It was announced last November this would be the tournament’s last season, Scottish sides having already pulled out in 2014 and then the English Championship clubs losing patience, too.

It is a shame in many ways as great rugby days can be still be achieved, as shown on Saturday.

In the rain at Donnybrook, spirited Doncaster rallied from 21-8 down to eventually prosper 37-28 against their previously unbeaten opponents.

Like an SAS in-and-out mission, the job was done and, thus, they were able to enjoy a few pints of the Black Stuff with the hospitable crowd in the Old Wesley clubhouse before a short journey back to Dublin airport.

Nevertheless, that crowd did just stand at 786, another unavoidable issue with the much-maligned competition.

“When we went to Connacht a couple of seasons ago there was hardly a soul in that ground,” said Steve Lloyd, whose benevolence, along with that of chairman Tony de Mulder, has helped underpin Knights for so many years.

“The Doncaster support was not far off half of the attendance. It got so silly I went to introduce myself to all the rest of the crowd.

“One of their guys said there’s one of their premier sides playing just down the road and they’d get 1,500 people there.

“But there was no interest at all in Connacht A playing. The British & Irish Cup was doomed.

“The sadness is you get a Welsh side coming up – this year it was Cardiff at our place – and the tradition in the Championship is you entertain six of their committee.

“But nobody came. You think, ‘come on guys, you’re not treating this seriously’. They get a fair bit of hospitality so let’s try and make something of it. But they just weren’t bothered.”

Lloyd continued: “It has died a death and it’s been a slow death over a number of years.

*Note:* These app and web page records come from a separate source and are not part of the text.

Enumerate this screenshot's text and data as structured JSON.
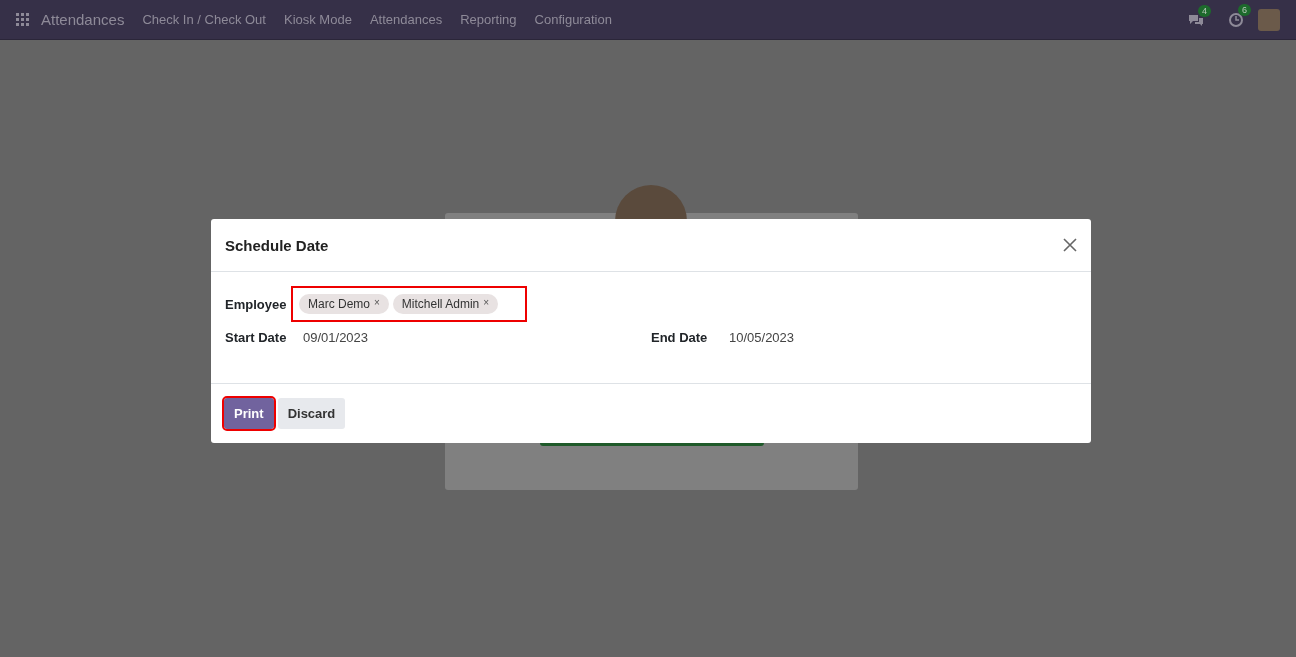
{
  "navbar": {
    "app_name": "Attendances",
    "menu": [
      "Check In / Check Out",
      "Kiosk Mode",
      "Attendances",
      "Reporting",
      "Configuration"
    ],
    "messages_badge": "4",
    "activities_badge": "6"
  },
  "dialog": {
    "title": "Schedule Date",
    "employee": {
      "label": "Employee",
      "highlighted": true,
      "tags": [
        {
          "name": "Marc Demo",
          "remove": "×"
        },
        {
          "name": "Mitchell Admin",
          "remove": "×"
        }
      ]
    },
    "start_date": {
      "label": "Start Date",
      "value": "09/01/2023"
    },
    "end_date": {
      "label": "End Date",
      "value": "10/05/2023"
    },
    "buttons": [
      {
        "label": "Print",
        "kind": "primary",
        "highlighted": true
      },
      {
        "label": "Discard",
        "kind": "secondary",
        "highlighted": false
      }
    ]
  }
}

“The attitude towards it now in the Championship is no different to three or four years ago.

“That’s because people have just seen the evidence – very low crowds, no interest, attendance figures are always down.

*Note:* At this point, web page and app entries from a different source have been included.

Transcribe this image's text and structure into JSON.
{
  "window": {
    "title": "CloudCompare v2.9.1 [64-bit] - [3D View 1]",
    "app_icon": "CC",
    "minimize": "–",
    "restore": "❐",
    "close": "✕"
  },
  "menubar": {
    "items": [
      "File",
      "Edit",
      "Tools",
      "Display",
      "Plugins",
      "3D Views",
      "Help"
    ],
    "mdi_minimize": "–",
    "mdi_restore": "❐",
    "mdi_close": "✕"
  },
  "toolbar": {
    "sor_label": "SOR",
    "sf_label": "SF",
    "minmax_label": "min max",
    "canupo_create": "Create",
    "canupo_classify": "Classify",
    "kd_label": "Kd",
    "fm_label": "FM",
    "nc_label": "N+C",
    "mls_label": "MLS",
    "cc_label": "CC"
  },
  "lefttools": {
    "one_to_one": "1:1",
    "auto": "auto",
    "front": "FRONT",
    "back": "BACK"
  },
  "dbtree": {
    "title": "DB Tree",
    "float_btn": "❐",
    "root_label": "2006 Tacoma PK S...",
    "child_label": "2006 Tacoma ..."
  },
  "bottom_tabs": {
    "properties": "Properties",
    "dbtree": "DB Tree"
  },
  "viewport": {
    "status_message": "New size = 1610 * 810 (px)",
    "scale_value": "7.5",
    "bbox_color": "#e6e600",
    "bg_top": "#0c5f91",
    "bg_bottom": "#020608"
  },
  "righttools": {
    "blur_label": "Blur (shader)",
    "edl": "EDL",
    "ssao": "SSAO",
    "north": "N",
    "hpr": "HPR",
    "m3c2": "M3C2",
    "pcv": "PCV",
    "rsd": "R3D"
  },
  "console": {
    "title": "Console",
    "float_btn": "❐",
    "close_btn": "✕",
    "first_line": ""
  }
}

“The heart went out of it when Scotland left as, at least with them, it was a four nations tournament for better or worse.

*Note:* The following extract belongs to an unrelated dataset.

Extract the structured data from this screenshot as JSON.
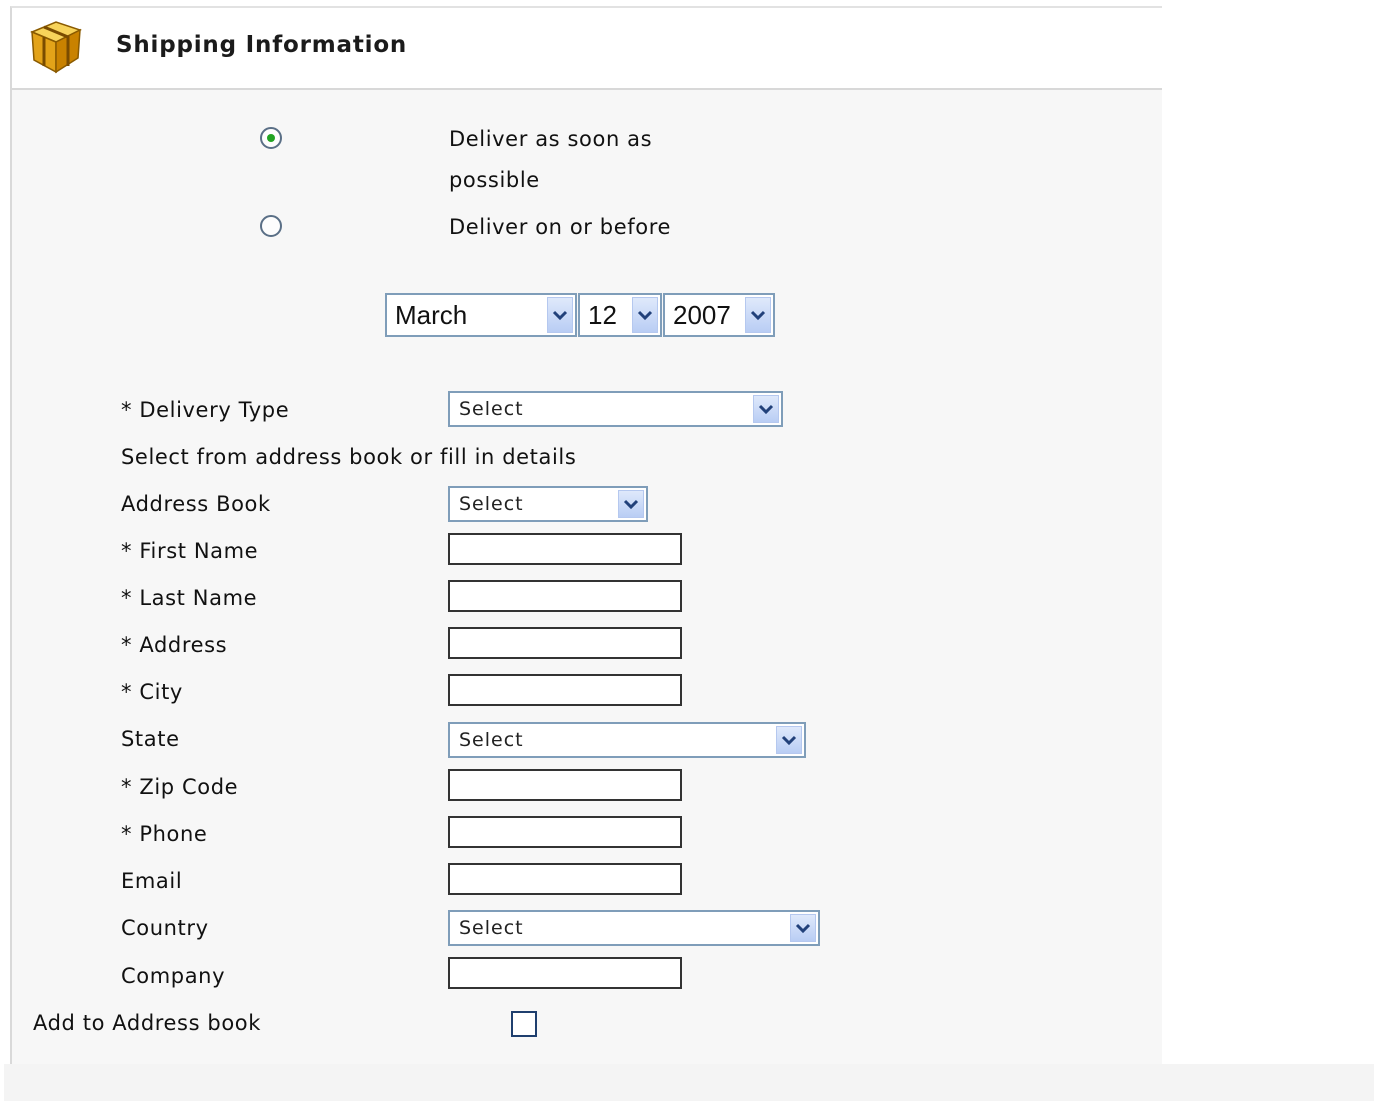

“Similarly, when the Welsh Premiership were in. The likes of Pontypridd wanted to stay, desperately, only to see the four Welsh regions decide they wanted it as a second-team contest as they’d seen the way Ireland was going. So, you have two sets of regional sides and the Championship 12, which doesn’t have any great logic to it does it?

“There’s been lots of ideas – some more bizarre than others like going into Europe – but nonetheless none have been explored properly so the Championship next season is isolated.

“We can’t go up to 14 clubs, we’re stuck with 12 and we can’t have a (B&I) Cup competition as there’s no one to play us. In the end we said we are masters of our own destiny; we’ve got what we’ve got – 12 sides, 22 league games and we need to play 30.”

A Championship Cup, then, is likely to emerge from the ashes, but Lloyd conceded: “There’s still debate to be had. It’s got to be financed and the RFU cannot take the benefits of player development – which is as much through a cup as it is the league – and not meet their obligations.

“The argument is much the same as the league: we are under-funded.”

With four Irish clubs in B&I Cup action, costs are always high.

“There’s one in each pool and the other pool has Jersey,” added Lloyd.

“If you go over water it costs. It’s very simple. If we hadn’t flown in and out (on Saturday) it would have been two nights in a hotel for the boys, which is expensive.

“Then there’s transport to whichever airport – Manchester or Liverpool. And also there’s player welfare.

“To say, for a non-descript setup, we have to go and have two nights away...

“I’m always conscious of that. We have to look after our players many of whom are family guys with young kids.

“But it doesn’t matter if coming in for two nights or in and out in a day you will be out of pocket, not just (on Saturday), but against what you get from the RFU; Bristol and Cardiff are hardly next door either.

“The nonsense is we’re not looking to make money out of this, we’re just looking to not lose money. But everyone is.”